* RECORDED DATA
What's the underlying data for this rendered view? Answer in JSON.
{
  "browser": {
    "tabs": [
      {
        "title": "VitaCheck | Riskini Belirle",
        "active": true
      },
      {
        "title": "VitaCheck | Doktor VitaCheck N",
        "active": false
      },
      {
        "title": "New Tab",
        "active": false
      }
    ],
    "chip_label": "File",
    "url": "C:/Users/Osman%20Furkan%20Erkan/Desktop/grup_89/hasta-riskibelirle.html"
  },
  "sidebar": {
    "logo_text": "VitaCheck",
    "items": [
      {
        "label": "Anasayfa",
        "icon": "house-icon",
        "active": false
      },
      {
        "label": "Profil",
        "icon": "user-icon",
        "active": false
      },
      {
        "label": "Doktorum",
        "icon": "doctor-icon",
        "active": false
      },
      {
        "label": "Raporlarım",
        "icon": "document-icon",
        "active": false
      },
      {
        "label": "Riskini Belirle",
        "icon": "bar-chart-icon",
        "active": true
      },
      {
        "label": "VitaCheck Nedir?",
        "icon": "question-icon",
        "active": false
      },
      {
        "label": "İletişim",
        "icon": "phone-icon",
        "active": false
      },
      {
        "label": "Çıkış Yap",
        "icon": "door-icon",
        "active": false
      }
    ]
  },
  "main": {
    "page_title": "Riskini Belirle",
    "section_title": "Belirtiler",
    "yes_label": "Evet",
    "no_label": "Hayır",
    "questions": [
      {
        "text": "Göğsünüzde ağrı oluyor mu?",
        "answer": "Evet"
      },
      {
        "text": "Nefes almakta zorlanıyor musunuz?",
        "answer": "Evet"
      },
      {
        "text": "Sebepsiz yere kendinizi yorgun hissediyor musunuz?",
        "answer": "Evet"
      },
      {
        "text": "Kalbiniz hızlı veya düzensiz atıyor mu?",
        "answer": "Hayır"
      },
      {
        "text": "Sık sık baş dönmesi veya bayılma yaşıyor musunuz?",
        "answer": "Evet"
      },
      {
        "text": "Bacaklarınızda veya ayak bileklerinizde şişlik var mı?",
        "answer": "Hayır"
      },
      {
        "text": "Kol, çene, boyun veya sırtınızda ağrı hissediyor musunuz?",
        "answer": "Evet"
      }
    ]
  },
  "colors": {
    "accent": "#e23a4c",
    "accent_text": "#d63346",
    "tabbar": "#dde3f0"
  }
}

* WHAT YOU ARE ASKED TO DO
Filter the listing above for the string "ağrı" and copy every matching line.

* OUTPUT FOR THIS TASK
        "text": "Göğsünüzde ağrı oluyor mu?",
        "text": "Kol, çene, boyun veya sırtınızda ağrı hissediyor musunuz?",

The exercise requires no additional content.